ABOUT THIS TASK -
Your answer should be the records below, repeated exactly as they stand.

Data records:
══════
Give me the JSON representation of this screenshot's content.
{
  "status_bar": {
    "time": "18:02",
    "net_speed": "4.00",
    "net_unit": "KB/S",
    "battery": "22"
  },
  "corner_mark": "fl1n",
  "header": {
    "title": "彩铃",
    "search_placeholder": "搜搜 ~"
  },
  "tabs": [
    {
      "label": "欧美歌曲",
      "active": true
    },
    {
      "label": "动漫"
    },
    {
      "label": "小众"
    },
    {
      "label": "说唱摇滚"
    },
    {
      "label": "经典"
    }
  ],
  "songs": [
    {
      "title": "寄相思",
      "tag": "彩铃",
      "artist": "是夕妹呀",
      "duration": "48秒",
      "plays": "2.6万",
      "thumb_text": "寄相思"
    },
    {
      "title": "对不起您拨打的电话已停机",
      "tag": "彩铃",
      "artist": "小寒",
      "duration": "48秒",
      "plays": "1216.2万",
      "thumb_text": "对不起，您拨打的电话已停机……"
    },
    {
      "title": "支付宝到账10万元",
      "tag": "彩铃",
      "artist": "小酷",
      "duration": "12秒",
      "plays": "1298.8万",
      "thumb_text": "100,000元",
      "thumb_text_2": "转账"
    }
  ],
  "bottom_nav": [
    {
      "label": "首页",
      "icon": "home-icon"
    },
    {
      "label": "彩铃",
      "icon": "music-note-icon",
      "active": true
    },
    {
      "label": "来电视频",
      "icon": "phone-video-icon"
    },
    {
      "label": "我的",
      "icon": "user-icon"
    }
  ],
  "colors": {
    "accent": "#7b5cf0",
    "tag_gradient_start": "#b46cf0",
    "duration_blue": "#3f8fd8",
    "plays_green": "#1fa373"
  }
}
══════
RESULT FOR THIS TASK -
Give me the JSON representation of this screenshot's content.
{
  "status_bar": {
    "time": "18:02",
    "net_speed": "4.00",
    "net_unit": "KB/S",
    "battery": "22"
  },
  "corner_mark": "fl1n",
  "header": {
    "title": "彩铃",
    "search_placeholder": "搜搜 ~"
  },
  "tabs": [
    {
      "label": "欧美歌曲",
      "active": true
    },
    {
      "label": "动漫"
    },
    {
      "label": "小众"
    },
    {
      "label": "说唱摇滚"
    },
    {
      "label": "经典"
    }
  ],
  "songs": [
    {
      "title": "寄相思",
      "tag": "彩铃",
      "artist": "是夕妹呀",
      "duration": "48秒",
      "plays": "2.6万",
      "thumb_text": "寄相思"
    },
    {
      "title": "对不起您拨打的电话已停机",
      "tag": "彩铃",
      "artist": "小寒",
      "duration": "48秒",
      "plays": "1216.2万",
      "thumb_text": "对不起，您拨打的电话已停机……"
    },
    {
      "title": "支付宝到账10万元",
      "tag": "彩铃",
      "artist": "小酷",
      "duration": "12秒",
      "plays": "1298.8万",
      "thumb_text": "100,000元",
      "thumb_text_2": "转账"
    }
  ],
  "bottom_nav": [
    {
      "label": "首页",
      "icon": "home-icon"
    },
    {
      "label": "彩铃",
      "icon": "music-note-icon",
      "active": true
    },
    {
      "label": "来电视频",
      "icon": "phone-video-icon"
    },
    {
      "label": "我的",
      "icon": "user-icon"
    }
  ],
  "colors": {
    "accent": "#7b5cf0",
    "tag_gradient_start": "#b46cf0",
    "duration_blue": "#3f8fd8",
    "plays_green": "#1fa373"
  }
}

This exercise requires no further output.